I have written before about the dangers of privileging aesthetic criteria in cultural policy making. The people that would disagree with me would be artists and arts critics. In the past week or so we have had two excellent illustrations of why these people need keeping at arm's length from cultural policy making.
Firstly, the Arts Council took a hit because its funding forms ask questions about a potential recipients' representativeness - in particular, board members' sexual orientation. Yes, it's a bit overkill, but my understanding is that this is part of the equalities monitoring process, and not part of the hated target culture that so exercises our creative colleagues. That didn't stop the Telegraph peddling the view that money would be allocated on the basis of whether you are gay or not, and it didn't stop no less personages than Sir Ian McKellen and Michael Frayn bemoaning this seeming bureaucratic irritant.
That many organisations - public and private - use equality monitoring forms to see just who applies for jobs or, in this case, grants, is obviously irrelevant.
The second example saw Margaret Hodge complain about the small number of women in senior arts positions. Laura Cunningham shot back in the Observer with some examples of women at the top of the arts world doing great things, but she didn't let the facts get in the way of a good story.
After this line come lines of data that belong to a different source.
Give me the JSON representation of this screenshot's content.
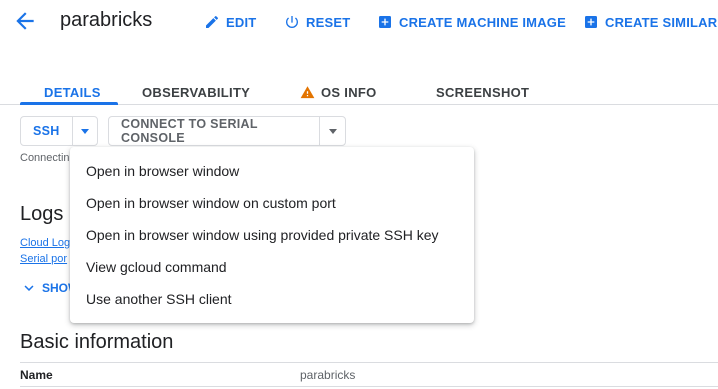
{
  "header": {
    "title": "parabricks",
    "actions": {
      "edit": "EDIT",
      "reset": "RESET",
      "create_image": "CREATE MACHINE IMAGE",
      "create_similar": "CREATE SIMILAR"
    }
  },
  "tabs": [
    {
      "label": "DETAILS",
      "active": true
    },
    {
      "label": "OBSERVABILITY",
      "active": false
    },
    {
      "label": "OS INFO",
      "active": false,
      "icon": "warning-icon"
    },
    {
      "label": "SCREENSHOT",
      "active": false
    }
  ],
  "toolbar": {
    "ssh_label": "SSH",
    "serial_label": "CONNECT TO SERIAL CONSOLE"
  },
  "status_text": "Connectin",
  "logs": {
    "title": "Logs",
    "cloud_link": "Cloud Log",
    "serial_link": "Serial por",
    "show_more": "SHOW"
  },
  "ssh_menu": {
    "items": [
      "Open in browser window",
      "Open in browser window on custom port",
      "Open in browser window using provided private SSH key",
      "View gcloud command",
      "Use another SSH client"
    ]
  },
  "basic_info": {
    "title": "Basic information",
    "rows": [
      {
        "label": "Name",
        "value": "parabricks"
      }
    ]
  },
  "colors": {
    "accent": "#1a73e8",
    "warning": "#e37400",
    "divider": "#dadce0",
    "disabled_text": "#5f6368"
  }
}
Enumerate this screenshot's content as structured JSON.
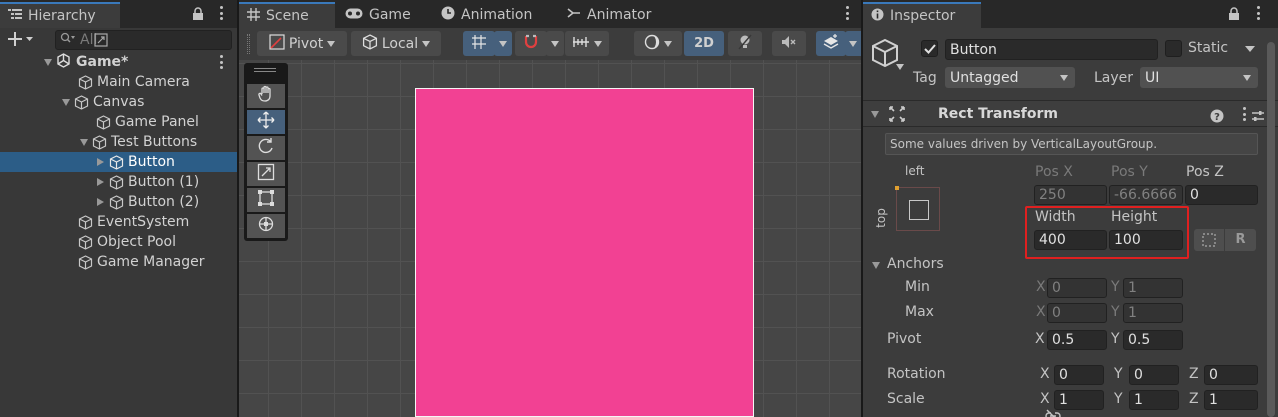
{
  "hierarchy": {
    "tab_label": "Hierarchy",
    "search_placeholder": "All",
    "items": [
      {
        "label": "Game*"
      },
      {
        "label": "Main Camera"
      },
      {
        "label": "Canvas"
      },
      {
        "label": "Game Panel"
      },
      {
        "label": "Test Buttons"
      },
      {
        "label": "Button"
      },
      {
        "label": "Button (1)"
      },
      {
        "label": "Button (2)"
      },
      {
        "label": "EventSystem"
      },
      {
        "label": "Object Pool"
      },
      {
        "label": "Game Manager"
      }
    ]
  },
  "scene": {
    "tabs": [
      {
        "label": "Scene"
      },
      {
        "label": "Game"
      },
      {
        "label": "Animation"
      },
      {
        "label": "Animator"
      }
    ],
    "toolbar": {
      "pivot_label": "Pivot",
      "local_label": "Local",
      "mode_2d_label": "2D"
    },
    "colors": {
      "ui_element": "#f24193",
      "grid": "#464646",
      "accent": "#3a79bb"
    }
  },
  "inspector": {
    "tab_label": "Inspector",
    "object_name": "Button",
    "active_checked": true,
    "static_label": "Static",
    "tag_label": "Tag",
    "tag_value": "Untagged",
    "layer_label": "Layer",
    "layer_value": "UI",
    "rect_transform": {
      "title": "Rect Transform",
      "driven_note": "Some values driven by VerticalLayoutGroup.",
      "anchor_preset_top": "left",
      "anchor_preset_side": "top",
      "pos_x_label": "Pos X",
      "pos_x": "250",
      "pos_y_label": "Pos Y",
      "pos_y": "-66.6666",
      "pos_z_label": "Pos Z",
      "pos_z": "0",
      "width_label": "Width",
      "width": "400",
      "height_label": "Height",
      "height": "100",
      "raw_button_label": "R",
      "anchors_label": "Anchors",
      "min_label": "Min",
      "min_x": "0",
      "min_y": "1",
      "max_label": "Max",
      "max_x": "0",
      "max_y": "1",
      "pivot_label": "Pivot",
      "pivot_x": "0.5",
      "pivot_y": "0.5",
      "rotation_label": "Rotation",
      "rot_x": "0",
      "rot_y": "0",
      "rot_z": "0",
      "scale_label": "Scale",
      "scale_x": "1",
      "scale_y": "1",
      "scale_z": "1",
      "x_axis": "X",
      "y_axis": "Y",
      "z_axis": "Z"
    },
    "highlight_color": "#e02020"
  }
}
Hodge wrote to The Observer this Sunday pointing out that only 33% of arts board members are women.
Cummings' anecdotes, like the opinions of McKellen and Frayn (and many of the reactions to the McMaster report earlier this year) prove a golden rule of cultural policy - the luvvies and the critics don't actually know very much about the way things really are.
So we should be very careful indeed if we are thinking about giving them a privileged position in cultural policy making.